Simple, Healthy Carrot Cake

3 eggs, separated
3/4 c nuts, ground finely
8 carrots, peeled, grated
1 1/2 ripe bananas
1 T vanilla extract
1 t cinnamon
2 T brown sugar

Preheat the oven to 350 degrees. Gently butter a 8″x8″ square cake pan.

Using a stand mixer, beat egg whites until they hold stiff peaks. Set aside. In a separate bowl, combine carrots and bananas and stir until well-mixed. Add egg yolks, vanilla, ground nuts, cinnamon, and brown sugar, mixing after each addition. Combine until well-mixed.

Fold egg whites gently into carrot batter, 1/2 cup at a time. Pour batter into prepared pan, and bake for 25 minutes, watching carefully.

Upon returning from our trip to China/Taiwan, we’ve turned over a new leaf and have decided to start eating healthier than ever. We’ve cut out processed sugar (fruit is fine), and have stuck to whole grains, lots of vegetables, and very limited sweets (save the very occasional baked treat with maple sugar or fruit as sweetener). Keeping to this new healthy lifestyle, we have collectively lost about ten pounds in the last six weeks!

We’ve recently received a cookbook written by one of my favorite bloggers — Super Natural Every Day. This book emphasizes whole grains and vegetables, keeping pantries stocked with whole, natural foods made with as little processing and as few added flavorings, stabilizers, and preservatives as possible. It’s really a fabulous read, and the blog is one of my long-standing favorites. The salad featured here is largely based on her kale salad with toasted coconut.

We made this for lunch with a bit of leftover short grain brown rice, but really any grain will do (quinoa, wheat berries, etc.). For a more substantial meal, you may want to consider adding some protein (tofu, any kind of white bean, or chicken) or a sprinkle of toasted nuts.

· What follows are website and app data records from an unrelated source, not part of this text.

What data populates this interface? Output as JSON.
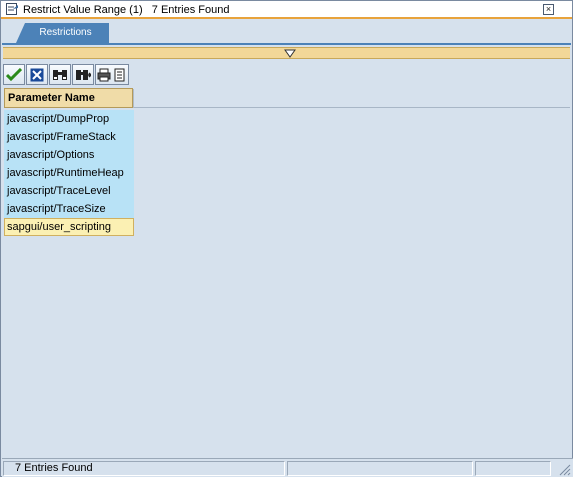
{
  "window": {
    "title": "Restrict Value Range (1)   7 Entries Found",
    "close_glyph": "×"
  },
  "tabs": [
    {
      "label": "Restrictions",
      "active": true
    }
  ],
  "toolbar": {
    "buttons": [
      {
        "name": "confirm",
        "icon": "checkmark-icon"
      },
      {
        "name": "cancel",
        "icon": "cancel-icon"
      },
      {
        "name": "find",
        "icon": "binoculars-icon"
      },
      {
        "name": "find-next",
        "icon": "binoculars-next-icon"
      },
      {
        "name": "print",
        "icon": "printer-icon"
      }
    ]
  },
  "table": {
    "column_header": "Parameter Name",
    "rows": [
      "javascript/DumpProp",
      "javascript/FrameStack",
      "javascript/Options",
      "javascript/RuntimeHeap",
      "javascript/TraceLevel",
      "javascript/TraceSize",
      "sapgui/user_scripting"
    ],
    "selected_index": 6
  },
  "status": {
    "message": "7 Entries Found"
  },
  "colors": {
    "accent": "#e8a33c",
    "tab": "#4c82b8",
    "row": "#b8e2f6",
    "selected_row": "#fbf0b3",
    "background": "#d6e1ed"
  }
}
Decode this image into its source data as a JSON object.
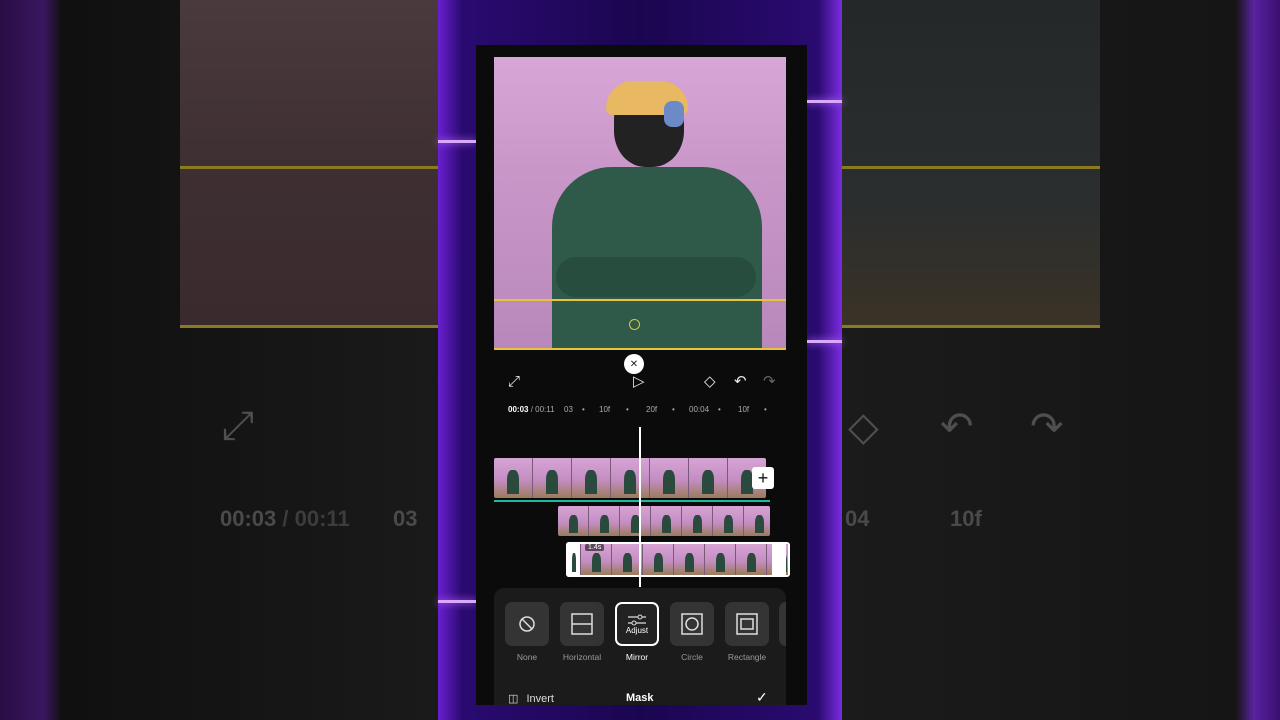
{
  "background": {
    "time_current": "00:03",
    "time_total": "/ 00:11",
    "frame_marker_left": "03",
    "frame_marker_right": "04",
    "frame_label": "10f"
  },
  "toolbar": {
    "fullscreen_icon": "expand-icon",
    "play_icon": "play-icon",
    "keyframe_icon": "keyframe-add-icon",
    "undo_icon": "undo-icon",
    "redo_icon": "redo-icon"
  },
  "ruler": {
    "current": "00:03",
    "total": "/ 00:11",
    "marks": [
      "03",
      "10f",
      "20f",
      "00:04",
      "10f"
    ]
  },
  "timeline": {
    "clip_duration": "1.4s",
    "add_label": "+"
  },
  "mask_options": [
    {
      "label": "None",
      "icon": "none-icon"
    },
    {
      "label": "Horizontal",
      "icon": "horizontal-mask-icon"
    },
    {
      "label": "Mirror",
      "icon": "mirror-mask-icon",
      "overlay": "Adjust",
      "selected": true
    },
    {
      "label": "Circle",
      "icon": "circle-mask-icon"
    },
    {
      "label": "Rectangle",
      "icon": "rectangle-mask-icon"
    }
  ],
  "footer": {
    "invert_label": "Invert",
    "title": "Mask",
    "confirm_icon": "checkmark-icon"
  },
  "colors": {
    "accent_yellow": "#e7c537",
    "timeline_green": "#1fb9a0",
    "glow_purple": "#7a2ce0"
  }
}
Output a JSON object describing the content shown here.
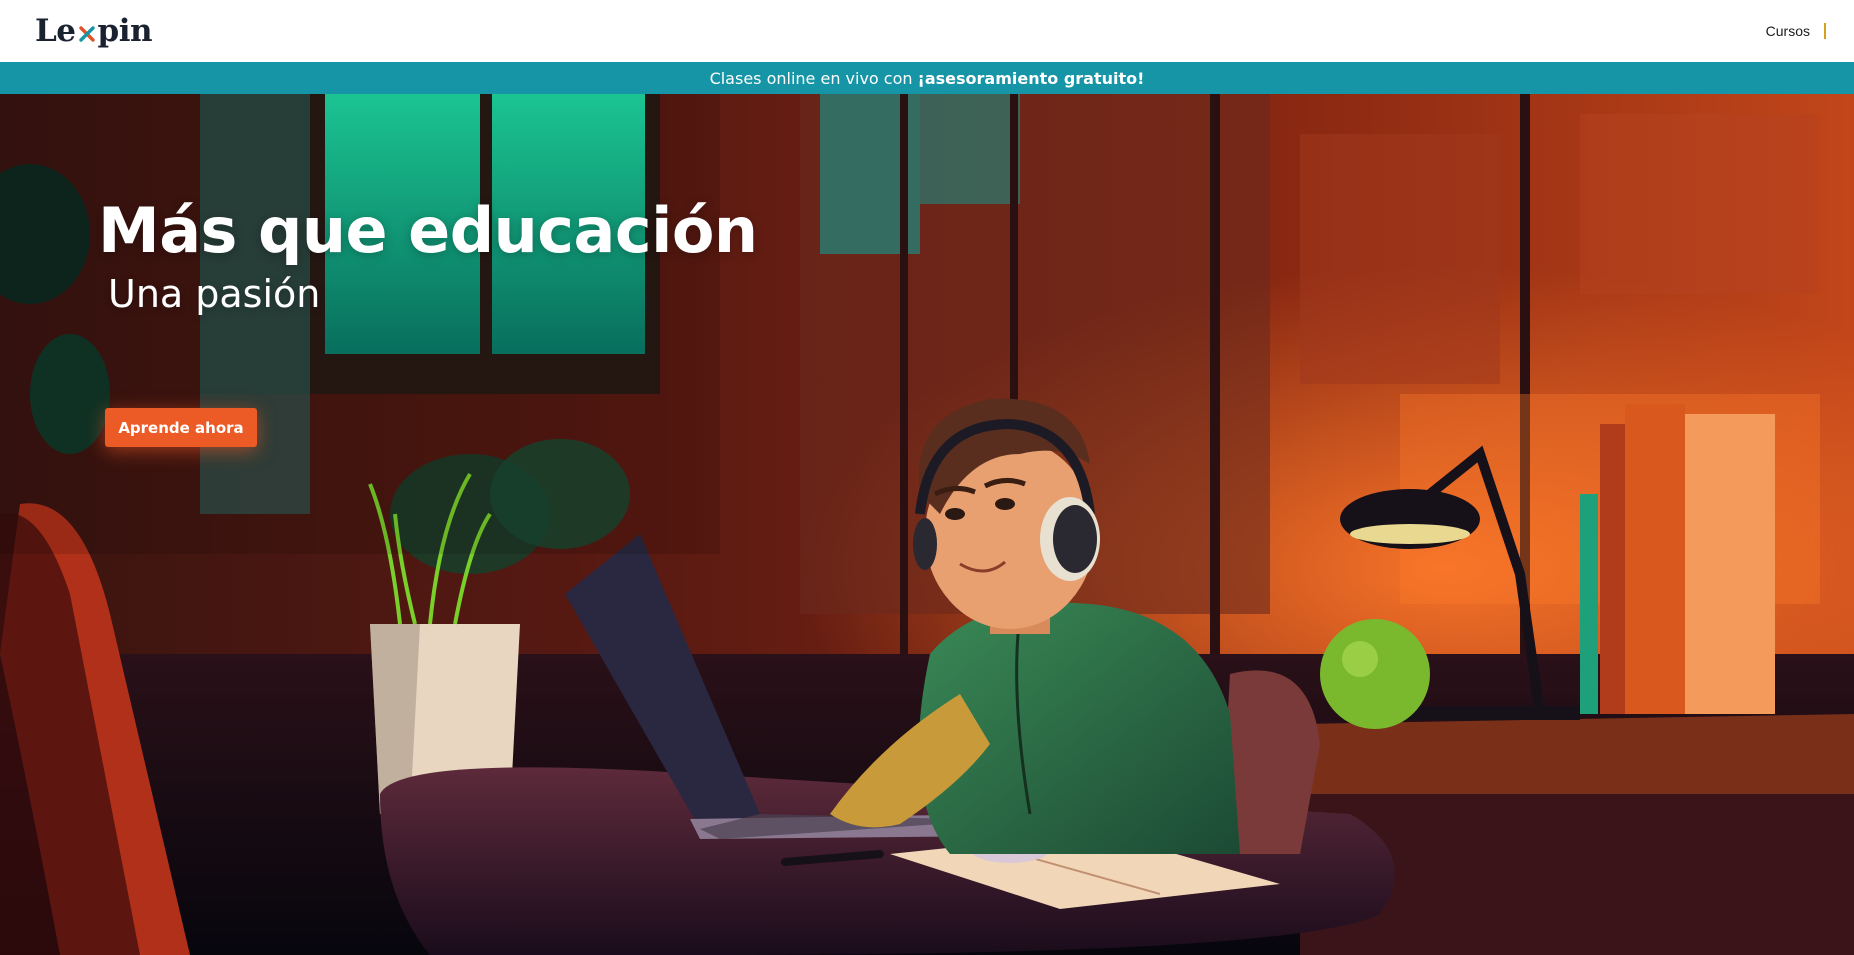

One important note — do be sure to wash your kale carefully. Though kale is not one of the dirty dozen, it is a “special mention” on the list of vegetables that are commonly contaminated with toxic insecticides. Also, it drives us crazy when people tell recommend discarding the ribs of kale! Yes, they are tougher than the leaves are, but full of fiber and should not pose a problem to young healthy teeth. If you’re an 80-year old with dentures, you may want to be a bit more careful, but otherwise, keep the ribs.

Coconut Kale and Caramelized Leek Salad

1/2 bunch of kale, finely chopped
1 leek
1/4 c coconut flakes, unsweetened
1 c cooked brown rice
a few sprigs of fresh herbs (we used basil)
sesame oil to taste

Preheat the oven to 350 degrees. Spread the kale and coconut flakes evenly on two cookie sheets, drizzle with olive oil, sprinkle with salt, and bake for 10-15 minutes. Do check on these and toss a few times during baking, as they are prone to burning.

On low heat, saute chopped leeks until soft and caramelized (brown). Alternatively, you can slice these lengthwise into halves and grill, then chop after grilling, as we did.

Once the kale and coconut are finished, combine all ingredients in a large bowl, drizzle with a bit of sesame oil or good olive oil, add some chopped herbs (basil, in our case), and a grinding or two of black pepper.